Data entries
*** Block opens ***
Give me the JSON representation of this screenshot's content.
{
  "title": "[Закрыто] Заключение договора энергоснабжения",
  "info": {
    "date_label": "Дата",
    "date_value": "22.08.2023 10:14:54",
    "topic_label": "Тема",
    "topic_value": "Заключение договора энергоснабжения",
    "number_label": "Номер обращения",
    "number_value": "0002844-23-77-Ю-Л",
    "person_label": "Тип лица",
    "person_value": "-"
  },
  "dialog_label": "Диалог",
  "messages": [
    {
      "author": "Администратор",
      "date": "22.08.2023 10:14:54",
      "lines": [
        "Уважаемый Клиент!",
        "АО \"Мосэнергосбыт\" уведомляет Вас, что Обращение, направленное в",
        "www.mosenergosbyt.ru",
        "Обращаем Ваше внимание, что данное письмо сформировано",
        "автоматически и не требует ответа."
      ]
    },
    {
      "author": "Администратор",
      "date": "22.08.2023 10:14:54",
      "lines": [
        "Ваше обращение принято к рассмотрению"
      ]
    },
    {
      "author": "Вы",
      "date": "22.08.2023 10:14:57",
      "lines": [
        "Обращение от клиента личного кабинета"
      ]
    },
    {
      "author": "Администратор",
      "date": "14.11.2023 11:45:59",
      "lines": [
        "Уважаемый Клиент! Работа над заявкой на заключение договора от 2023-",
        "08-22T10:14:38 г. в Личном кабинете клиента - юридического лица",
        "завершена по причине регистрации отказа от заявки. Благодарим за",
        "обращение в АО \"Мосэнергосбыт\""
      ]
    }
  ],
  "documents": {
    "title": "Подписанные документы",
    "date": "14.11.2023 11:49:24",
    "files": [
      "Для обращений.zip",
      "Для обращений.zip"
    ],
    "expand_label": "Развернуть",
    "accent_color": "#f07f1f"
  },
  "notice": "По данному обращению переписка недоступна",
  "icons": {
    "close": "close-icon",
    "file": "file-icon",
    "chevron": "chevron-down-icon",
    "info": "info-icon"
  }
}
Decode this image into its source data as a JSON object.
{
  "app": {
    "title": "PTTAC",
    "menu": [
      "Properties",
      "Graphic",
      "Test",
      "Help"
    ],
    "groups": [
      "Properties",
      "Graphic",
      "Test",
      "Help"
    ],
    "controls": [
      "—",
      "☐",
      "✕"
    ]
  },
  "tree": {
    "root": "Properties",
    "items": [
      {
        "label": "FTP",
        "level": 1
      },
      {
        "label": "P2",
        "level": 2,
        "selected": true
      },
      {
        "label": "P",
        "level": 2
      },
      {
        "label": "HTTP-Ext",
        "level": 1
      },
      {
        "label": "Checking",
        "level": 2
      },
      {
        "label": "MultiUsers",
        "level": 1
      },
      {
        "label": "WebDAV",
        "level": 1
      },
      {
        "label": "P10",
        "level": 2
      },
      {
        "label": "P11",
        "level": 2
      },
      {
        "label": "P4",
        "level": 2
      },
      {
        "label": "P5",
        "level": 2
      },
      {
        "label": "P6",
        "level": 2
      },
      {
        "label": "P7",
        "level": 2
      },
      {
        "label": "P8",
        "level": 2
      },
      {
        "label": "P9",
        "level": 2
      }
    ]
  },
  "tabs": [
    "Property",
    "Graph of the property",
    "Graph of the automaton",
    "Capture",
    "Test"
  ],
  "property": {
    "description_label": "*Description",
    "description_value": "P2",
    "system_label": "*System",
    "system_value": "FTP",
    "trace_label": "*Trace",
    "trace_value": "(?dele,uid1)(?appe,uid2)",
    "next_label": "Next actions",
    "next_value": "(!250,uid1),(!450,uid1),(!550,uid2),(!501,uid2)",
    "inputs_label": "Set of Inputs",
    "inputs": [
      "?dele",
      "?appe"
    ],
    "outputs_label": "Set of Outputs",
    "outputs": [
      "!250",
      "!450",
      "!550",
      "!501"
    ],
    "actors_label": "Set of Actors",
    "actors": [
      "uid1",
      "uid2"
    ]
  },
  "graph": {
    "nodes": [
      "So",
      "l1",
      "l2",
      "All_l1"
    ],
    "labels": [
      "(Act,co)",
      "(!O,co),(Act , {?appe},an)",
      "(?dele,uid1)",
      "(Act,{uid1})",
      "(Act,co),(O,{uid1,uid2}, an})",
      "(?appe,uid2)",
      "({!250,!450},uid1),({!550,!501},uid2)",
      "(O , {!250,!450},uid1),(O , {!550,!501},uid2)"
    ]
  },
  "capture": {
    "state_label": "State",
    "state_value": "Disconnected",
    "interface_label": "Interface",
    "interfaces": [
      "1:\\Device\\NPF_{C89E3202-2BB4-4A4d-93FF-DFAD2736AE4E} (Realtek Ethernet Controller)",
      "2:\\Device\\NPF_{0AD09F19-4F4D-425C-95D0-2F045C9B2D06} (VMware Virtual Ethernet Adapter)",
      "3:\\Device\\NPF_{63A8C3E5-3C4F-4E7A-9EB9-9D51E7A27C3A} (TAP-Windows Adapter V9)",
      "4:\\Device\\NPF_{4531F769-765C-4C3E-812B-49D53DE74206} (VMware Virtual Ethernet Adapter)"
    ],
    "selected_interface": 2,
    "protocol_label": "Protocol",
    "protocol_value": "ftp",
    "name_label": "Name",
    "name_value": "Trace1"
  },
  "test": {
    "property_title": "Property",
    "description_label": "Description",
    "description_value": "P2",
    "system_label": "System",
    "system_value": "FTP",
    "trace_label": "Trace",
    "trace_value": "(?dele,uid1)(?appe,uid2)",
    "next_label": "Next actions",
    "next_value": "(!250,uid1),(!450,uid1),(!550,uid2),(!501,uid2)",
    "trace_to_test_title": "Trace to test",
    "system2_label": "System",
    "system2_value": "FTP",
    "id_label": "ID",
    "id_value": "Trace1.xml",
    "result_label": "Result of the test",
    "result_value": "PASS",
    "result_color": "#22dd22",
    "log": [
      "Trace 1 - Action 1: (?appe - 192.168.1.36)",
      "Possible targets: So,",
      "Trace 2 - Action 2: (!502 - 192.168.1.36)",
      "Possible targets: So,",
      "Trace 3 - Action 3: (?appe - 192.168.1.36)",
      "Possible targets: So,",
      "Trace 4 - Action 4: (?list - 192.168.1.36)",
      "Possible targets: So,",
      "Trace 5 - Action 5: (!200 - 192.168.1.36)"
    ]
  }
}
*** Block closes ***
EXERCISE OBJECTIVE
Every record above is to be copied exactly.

EXPECTED ANSWER
Give me the JSON representation of this screenshot's content.
{
  "title": "[Закрыто] Заключение договора энергоснабжения",
  "info": {
    "date_label": "Дата",
    "date_value": "22.08.2023 10:14:54",
    "topic_label": "Тема",
    "topic_value": "Заключение договора энергоснабжения",
    "number_label": "Номер обращения",
    "number_value": "0002844-23-77-Ю-Л",
    "person_label": "Тип лица",
    "person_value": "-"
  },
  "dialog_label": "Диалог",
  "messages": [
    {
      "author": "Администратор",
      "date": "22.08.2023 10:14:54",
      "lines": [
        "Уважаемый Клиент!",
        "АО \"Мосэнергосбыт\" уведомляет Вас, что Обращение, направленное в",
        "www.mosenergosbyt.ru",
        "Обращаем Ваше внимание, что данное письмо сформировано",
        "автоматически и не требует ответа."
      ]
    },
    {
      "author": "Администратор",
      "date": "22.08.2023 10:14:54",
      "lines": [
        "Ваше обращение принято к рассмотрению"
      ]
    },
    {
      "author": "Вы",
      "date": "22.08.2023 10:14:57",
      "lines": [
        "Обращение от клиента личного кабинета"
      ]
    },
    {
      "author": "Администратор",
      "date": "14.11.2023 11:45:59",
      "lines": [
        "Уважаемый Клиент! Работа над заявкой на заключение договора от 2023-",
        "08-22T10:14:38 г. в Личном кабинете клиента - юридического лица",
        "завершена по причине регистрации отказа от заявки. Благодарим за",
        "обращение в АО \"Мосэнергосбыт\""
      ]
    }
  ],
  "documents": {
    "title": "Подписанные документы",
    "date": "14.11.2023 11:49:24",
    "files": [
      "Для обращений.zip",
      "Для обращений.zip"
    ],
    "expand_label": "Развернуть",
    "accent_color": "#f07f1f"
  },
  "notice": "По данному обращению переписка недоступна",
  "icons": {
    "close": "close-icon",
    "file": "file-icon",
    "chevron": "chevron-down-icon",
    "info": "info-icon"
  }
}
Decode this image into its source data as a JSON object.
{
  "app": {
    "title": "PTTAC",
    "menu": [
      "Properties",
      "Graphic",
      "Test",
      "Help"
    ],
    "groups": [
      "Properties",
      "Graphic",
      "Test",
      "Help"
    ],
    "controls": [
      "—",
      "☐",
      "✕"
    ]
  },
  "tree": {
    "root": "Properties",
    "items": [
      {
        "label": "FTP",
        "level": 1
      },
      {
        "label": "P2",
        "level": 2,
        "selected": true
      },
      {
        "label": "P",
        "level": 2
      },
      {
        "label": "HTTP-Ext",
        "level": 1
      },
      {
        "label": "Checking",
        "level": 2
      },
      {
        "label": "MultiUsers",
        "level": 1
      },
      {
        "label": "WebDAV",
        "level": 1
      },
      {
        "label": "P10",
        "level": 2
      },
      {
        "label": "P11",
        "level": 2
      },
      {
        "label": "P4",
        "level": 2
      },
      {
        "label": "P5",
        "level": 2
      },
      {
        "label": "P6",
        "level": 2
      },
      {
        "label": "P7",
        "level": 2
      },
      {
        "label": "P8",
        "level": 2
      },
      {
        "label": "P9",
        "level": 2
      }
    ]
  },
  "tabs": [
    "Property",
    "Graph of the property",
    "Graph of the automaton",
    "Capture",
    "Test"
  ],
  "property": {
    "description_label": "*Description",
    "description_value": "P2",
    "system_label": "*System",
    "system_value": "FTP",
    "trace_label": "*Trace",
    "trace_value": "(?dele,uid1)(?appe,uid2)",
    "next_label": "Next actions",
    "next_value": "(!250,uid1),(!450,uid1),(!550,uid2),(!501,uid2)",
    "inputs_label": "Set of Inputs",
    "inputs": [
      "?dele",
      "?appe"
    ],
    "outputs_label": "Set of Outputs",
    "outputs": [
      "!250",
      "!450",
      "!550",
      "!501"
    ],
    "actors_label": "Set of Actors",
    "actors": [
      "uid1",
      "uid2"
    ]
  },
  "graph": {
    "nodes": [
      "So",
      "l1",
      "l2",
      "All_l1"
    ],
    "labels": [
      "(Act,co)",
      "(!O,co),(Act , {?appe},an)",
      "(?dele,uid1)",
      "(Act,{uid1})",
      "(Act,co),(O,{uid1,uid2}, an})",
      "(?appe,uid2)",
      "({!250,!450},uid1),({!550,!501},uid2)",
      "(O , {!250,!450},uid1),(O , {!550,!501},uid2)"
    ]
  },
  "capture": {
    "state_label": "State",
    "state_value": "Disconnected",
    "interface_label": "Interface",
    "interfaces": [
      "1:\\Device\\NPF_{C89E3202-2BB4-4A4d-93FF-DFAD2736AE4E} (Realtek Ethernet Controller)",
      "2:\\Device\\NPF_{0AD09F19-4F4D-425C-95D0-2F045C9B2D06} (VMware Virtual Ethernet Adapter)",
      "3:\\Device\\NPF_{63A8C3E5-3C4F-4E7A-9EB9-9D51E7A27C3A} (TAP-Windows Adapter V9)",
      "4:\\Device\\NPF_{4531F769-765C-4C3E-812B-49D53DE74206} (VMware Virtual Ethernet Adapter)"
    ],
    "selected_interface": 2,
    "protocol_label": "Protocol",
    "protocol_value": "ftp",
    "name_label": "Name",
    "name_value": "Trace1"
  },
  "test": {
    "property_title": "Property",
    "description_label": "Description",
    "description_value": "P2",
    "system_label": "System",
    "system_value": "FTP",
    "trace_label": "Trace",
    "trace_value": "(?dele,uid1)(?appe,uid2)",
    "next_label": "Next actions",
    "next_value": "(!250,uid1),(!450,uid1),(!550,uid2),(!501,uid2)",
    "trace_to_test_title": "Trace to test",
    "system2_label": "System",
    "system2_value": "FTP",
    "id_label": "ID",
    "id_value": "Trace1.xml",
    "result_label": "Result of the test",
    "result_value": "PASS",
    "result_color": "#22dd22",
    "log": [
      "Trace 1 - Action 1: (?appe - 192.168.1.36)",
      "Possible targets: So,",
      "Trace 2 - Action 2: (!502 - 192.168.1.36)",
      "Possible targets: So,",
      "Trace 3 - Action 3: (?appe - 192.168.1.36)",
      "Possible targets: So,",
      "Trace 4 - Action 4: (?list - 192.168.1.36)",
      "Possible targets: So,",
      "Trace 5 - Action 5: (!200 - 192.168.1.36)"
    ]
  }
}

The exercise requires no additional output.